In 1974, the club was constructed with one restaurant, a card room, four billiards tables and 12 residential rooms. For the longest time, there was no need felt to renovate or upgrade the club facility since the members were content with the old “gymkhana-styled building”. Over the past 15 years, the club has evolved into an institution with more than 18,000 members. With the rising number of young memberships along with their rising expectations, Garware Club House took up an initiative to modernise the club house by demolishing and reconstructing in its entirety, though in phases, while keeping the operations open throughout construction.

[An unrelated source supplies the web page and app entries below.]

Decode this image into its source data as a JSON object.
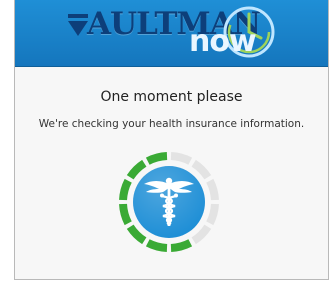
{
  "brand": {
    "word": "AULTMAN",
    "suffix": "now",
    "primary_color": "#1a84cc",
    "wordmark_color": "#0d3f7a",
    "accent_green": "#3aaa35"
  },
  "loading": {
    "title": "One moment please",
    "message": "We're checking your health insurance information.",
    "icon": "caduceus-icon",
    "progress_segments_complete": 7,
    "progress_segments_total": 12
  }
}
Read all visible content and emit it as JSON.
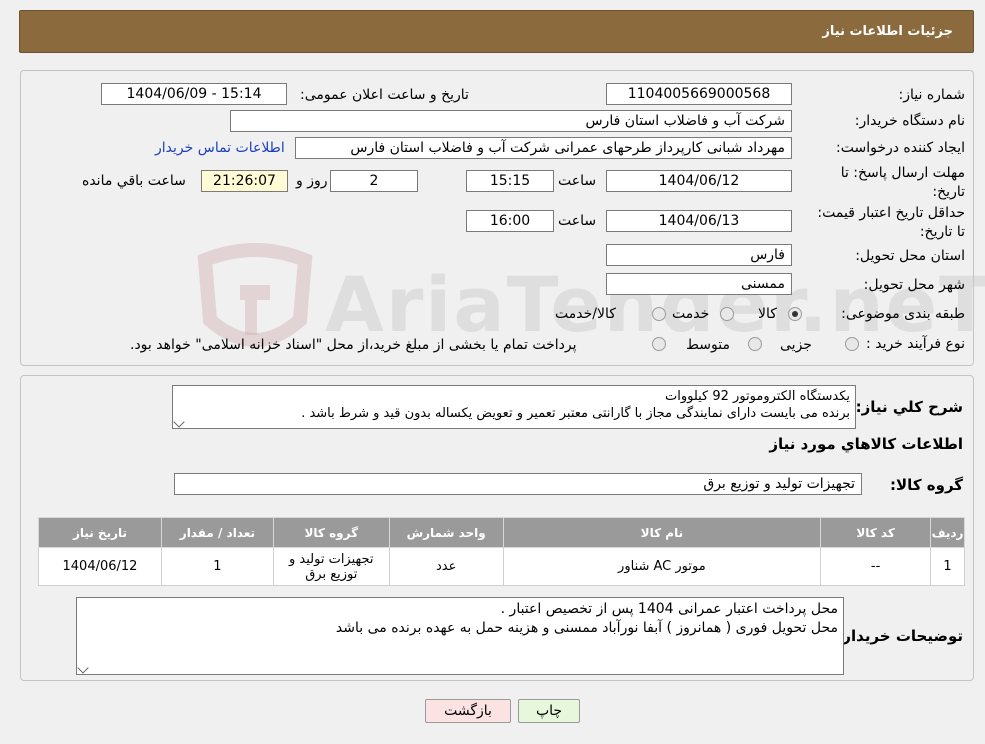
{
  "header": {
    "title": "جزئیات اطلاعات نیاز"
  },
  "info": {
    "need_number_label": "شماره نیاز:",
    "need_number": "1104005669000568",
    "announce_label": "تاریخ و ساعت اعلان عمومی:",
    "announce_value": "1404/06/09 - 15:14",
    "buyer_org_label": "نام دستگاه خریدار:",
    "buyer_org": "شرکت آب و فاضلاب استان فارس",
    "creator_label": "ایجاد کننده درخواست:",
    "creator": "مهرداد شبانی کارپرداز طرحهای عمرانی  شرکت آب و فاضلاب استان فارس",
    "contact_link": "اطلاعات تماس خریدار",
    "deadline_label": "مهلت ارسال پاسخ: تا تاریخ:",
    "deadline_date": "1404/06/12",
    "time_label": "ساعت",
    "deadline_time": "15:15",
    "days": "2",
    "days_label": "روز و",
    "remaining": "21:26:07",
    "remaining_label": "ساعت باقي مانده",
    "validity_label": "حداقل تاریخ اعتبار قیمت: تا تاریخ:",
    "validity_date": "1404/06/13",
    "validity_time": "16:00",
    "province_label": "استان محل تحویل:",
    "province": "فارس",
    "city_label": "شهر محل تحویل:",
    "city": "ممسنی",
    "category_label": "طبقه بندی موضوعی:",
    "cat_goods": "کالا",
    "cat_service": "خدمت",
    "cat_both": "کالا/خدمت",
    "process_label": "نوع فرآیند خرید :",
    "proc_partial": "جزیی",
    "proc_medium": "متوسط",
    "proc_note": "پرداخت تمام یا بخشی از مبلغ خرید،از محل \"اسناد خزانه اسلامی\" خواهد بود."
  },
  "watermark": "AriaTender.neT",
  "summary": {
    "label": "شرح کلي نياز:",
    "line1": "یکدستگاه الکتروموتور 92 کیلووات",
    "line2": "برنده می بایست دارای نمایندگی مجاز با گارانتی معتبر تعمیر و تعویض یکساله بدون قید و شرط باشد ."
  },
  "goods_section_title": "اطلاعات کالاهاي مورد نياز",
  "goods_group": {
    "label": "گروه کالا:",
    "value": "تجهیزات تولید و توزیع برق"
  },
  "table": {
    "headers": [
      "رديف",
      "کد کالا",
      "نام کالا",
      "واحد شمارش",
      "گروه کالا",
      "تعداد / مقدار",
      "تاريخ نياز"
    ],
    "rows": [
      [
        "1",
        "--",
        "موتور AC شناور",
        "عدد",
        "تجهیزات تولید و توزیع برق",
        "1",
        "1404/06/12"
      ]
    ]
  },
  "buyer_notes": {
    "label": "توضيحات خريدار:",
    "line1": "محل پرداخت اعتبار عمرانی 1404 پس از تخصیص اعتبار .",
    "line2": "محل تحویل فوری ( همانروز ) آبفا نورآباد ممسنی و هزینه حمل به عهده برنده می باشد"
  },
  "buttons": {
    "print": "چاپ",
    "back": "بازگشت"
  }
}
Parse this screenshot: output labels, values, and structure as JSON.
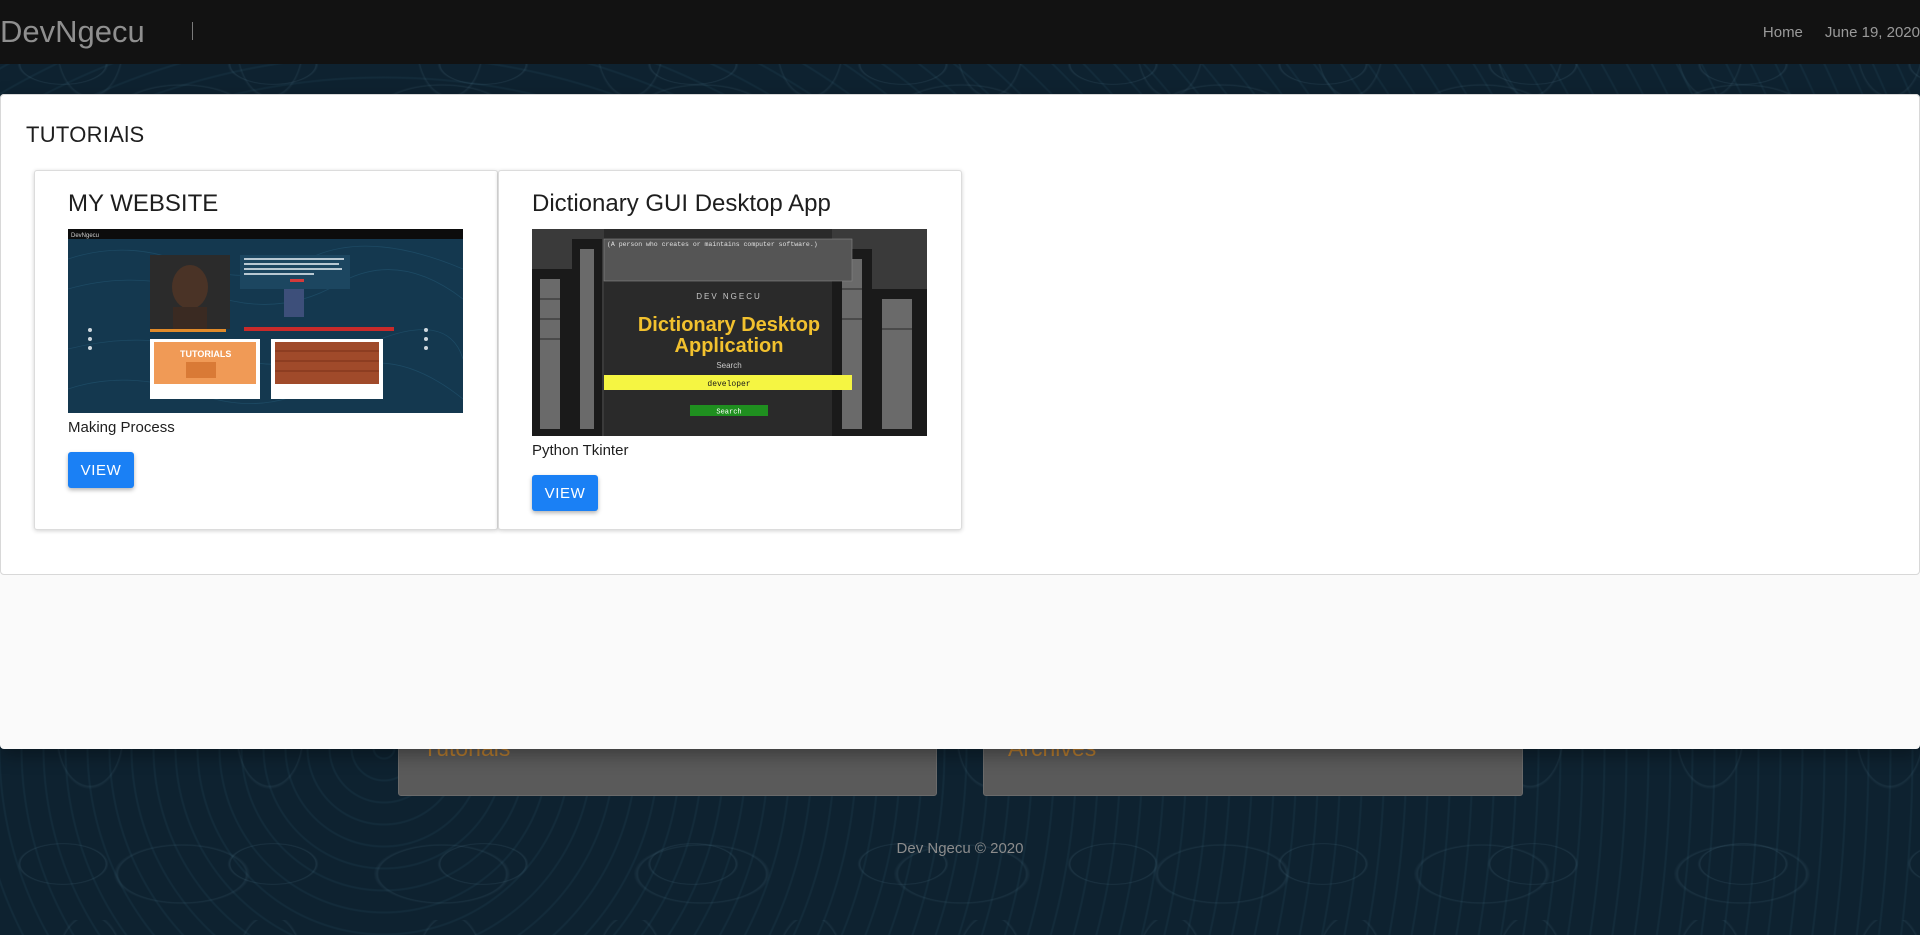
{
  "navbar": {
    "brand": "DevNgecu",
    "links": {
      "home": "Home",
      "date": "June 19, 2020"
    }
  },
  "section": {
    "title": "TUTORIAlS"
  },
  "cards": [
    {
      "title": "MY WEBSITE",
      "subtitle": "Making Process",
      "button": "VIEW",
      "thumb": {
        "brand": "DevNgecu",
        "banner": "TUTORIALS"
      }
    },
    {
      "title": "Dictionary GUI Desktop App",
      "subtitle": "Python Tkinter",
      "button": "VIEW",
      "thumb": {
        "top_text": "(A person who creates or maintains computer software.)",
        "caption": "DEV NGECU",
        "headline_1": "Dictionary Desktop",
        "headline_2": "Application",
        "search_label": "Search",
        "input_value": "developer",
        "button": "Search"
      }
    }
  ],
  "background": {
    "card_left": "Tutorials",
    "card_right": "Archives",
    "footer": "Dev Ngecu © 2020"
  },
  "colors": {
    "navbar_bg": "#121212",
    "button_blue": "#1a80f5",
    "accent_orange": "#b87c2e",
    "headline_yellow": "#f2c12e"
  }
}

Garware Club House is a mixed-use hospitality building accommodating food & beverage outlets, banqueting facilities, health spa and gymnasium facilities, residential rooms, swimming pool, outdoor & indoor sporting facilities, all under one roof.
Due to the tight site constraints, a program has been developed that would be vertically stacked and would divide the construction into three phases. The first phase was conceived to include 64 residential rooms, a 6,000 sqft health club and gymnasium, banquet hall for 150 people, swimming pool changing rooms, restaurant and one bar – all of which were essential for image makeover and revenue generation of the club.

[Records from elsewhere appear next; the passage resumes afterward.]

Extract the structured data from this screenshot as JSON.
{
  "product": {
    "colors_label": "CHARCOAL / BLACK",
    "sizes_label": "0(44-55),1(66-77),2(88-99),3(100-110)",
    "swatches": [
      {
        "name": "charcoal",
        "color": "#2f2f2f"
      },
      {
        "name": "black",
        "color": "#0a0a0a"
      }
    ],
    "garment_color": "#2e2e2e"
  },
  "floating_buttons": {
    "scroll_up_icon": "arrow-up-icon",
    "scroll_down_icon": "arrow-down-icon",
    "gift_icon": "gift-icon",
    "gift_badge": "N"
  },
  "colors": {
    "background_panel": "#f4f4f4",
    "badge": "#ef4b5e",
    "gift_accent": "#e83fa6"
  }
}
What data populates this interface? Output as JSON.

One of the critical aspects of a hospitality building is its kitchen. A comprehensive study was conducted on its eating patterns, occupancy and demography of members. After this study, it was concluded that the building, upon completion, would need to have roughly 600 dining seats which were then designed to be divided over six various restaurants, lounges and bars. One bar and one restaurant were planned in the first phase while the remaining were spread over the second phase of the building. The location of the kitchen was critical to the efficiency of service. The main kitchen was placed in the first phase which would feed numerous smaller ancillary kitchens and pantries around the building. The main kitchen was also designed to feed room service to the 64 rooms as well as 1,000 people banqueting facilities. Complexity of the kitchens was multiplied by the need to keep future provision for multiple operators, if so desired by the club.

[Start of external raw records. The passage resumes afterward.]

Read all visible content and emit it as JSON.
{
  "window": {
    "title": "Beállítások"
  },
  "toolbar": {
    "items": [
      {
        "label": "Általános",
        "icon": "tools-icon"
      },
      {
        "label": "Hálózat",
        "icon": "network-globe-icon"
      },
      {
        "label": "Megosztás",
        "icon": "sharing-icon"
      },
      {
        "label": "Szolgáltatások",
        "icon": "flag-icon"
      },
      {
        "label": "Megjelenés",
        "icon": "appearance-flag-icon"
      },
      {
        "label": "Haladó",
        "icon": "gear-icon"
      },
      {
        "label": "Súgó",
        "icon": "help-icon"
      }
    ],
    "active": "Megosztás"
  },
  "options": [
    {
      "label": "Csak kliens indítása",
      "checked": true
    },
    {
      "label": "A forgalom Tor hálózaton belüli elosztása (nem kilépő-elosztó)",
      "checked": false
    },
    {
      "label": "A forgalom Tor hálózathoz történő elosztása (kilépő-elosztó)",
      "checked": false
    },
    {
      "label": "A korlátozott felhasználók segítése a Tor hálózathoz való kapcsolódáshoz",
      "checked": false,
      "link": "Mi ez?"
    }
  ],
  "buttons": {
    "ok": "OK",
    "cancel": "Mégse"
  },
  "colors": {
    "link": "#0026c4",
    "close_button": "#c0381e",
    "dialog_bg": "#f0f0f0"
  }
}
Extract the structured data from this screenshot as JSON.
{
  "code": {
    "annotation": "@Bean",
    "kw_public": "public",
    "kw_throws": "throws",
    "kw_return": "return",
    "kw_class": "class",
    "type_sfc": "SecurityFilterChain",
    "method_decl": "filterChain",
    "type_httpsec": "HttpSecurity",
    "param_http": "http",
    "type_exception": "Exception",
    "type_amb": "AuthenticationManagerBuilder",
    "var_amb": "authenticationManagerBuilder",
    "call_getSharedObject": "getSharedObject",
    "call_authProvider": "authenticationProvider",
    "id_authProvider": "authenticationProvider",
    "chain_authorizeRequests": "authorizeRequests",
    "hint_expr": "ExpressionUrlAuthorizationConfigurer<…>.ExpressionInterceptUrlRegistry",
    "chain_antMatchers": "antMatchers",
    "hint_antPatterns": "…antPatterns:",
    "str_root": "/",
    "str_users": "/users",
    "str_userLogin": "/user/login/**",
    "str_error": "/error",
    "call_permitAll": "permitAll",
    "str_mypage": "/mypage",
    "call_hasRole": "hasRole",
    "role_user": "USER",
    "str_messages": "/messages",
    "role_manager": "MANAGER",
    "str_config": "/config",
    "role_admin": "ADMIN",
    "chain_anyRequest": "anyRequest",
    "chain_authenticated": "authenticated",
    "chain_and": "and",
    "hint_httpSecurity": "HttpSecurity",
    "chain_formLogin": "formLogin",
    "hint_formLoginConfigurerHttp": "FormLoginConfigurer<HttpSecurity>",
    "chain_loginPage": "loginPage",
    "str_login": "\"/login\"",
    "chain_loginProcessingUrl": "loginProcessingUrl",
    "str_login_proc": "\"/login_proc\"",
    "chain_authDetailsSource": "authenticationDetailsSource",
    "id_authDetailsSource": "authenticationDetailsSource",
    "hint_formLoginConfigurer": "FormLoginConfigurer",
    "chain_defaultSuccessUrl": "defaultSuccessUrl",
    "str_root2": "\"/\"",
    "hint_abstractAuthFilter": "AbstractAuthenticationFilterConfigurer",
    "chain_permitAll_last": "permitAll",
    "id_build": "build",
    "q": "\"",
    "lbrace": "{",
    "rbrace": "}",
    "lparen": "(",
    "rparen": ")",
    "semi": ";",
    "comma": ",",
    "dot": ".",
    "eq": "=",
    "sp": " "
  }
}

In addition to the four restaurants and bars, the second phase added a business centre, three squash courts, six table tennis tables, six billiards tables, a library, a consumer store, indoor games and a virtual golf centre. Taking advantage of a large unused terrace and the North-South orientation of the building, the club house was able to accommodate one flood-lit rooftop tennis court on the building.
The third and final phase of the building added two badminton courts and the main administration office of the complex.
Once completed, the building will be a six-storied structure with a total built-up area of almost 200,000 sqft. The facade of the building is clad in blend of aluminium composite panels, glass and uPVC louvers which are intentionally designed to make the building look lighter and sleeker due to limited available foreground. The concentric rings fabricated in ACP are aesthetically set within uPVC louvered background. These louvers creatively hide the plumbing and ventilation services from the front of the building. An ornamental staircase winding within a glass enclosure on the lower corner of the main entrance beautifully balances the heavy metal mass above and provides the necessary ventilation for the toilet shafts. Although the contemporary design stands out in complete contract to the art deco buildings in the surrounding area, it places beautifully as a foreground to the modern mass of Wankhede Stadium. The roof canopy not only hides the structural support for the guided rail system for facade maintenance but also acts as a wind barrier for the tennis court.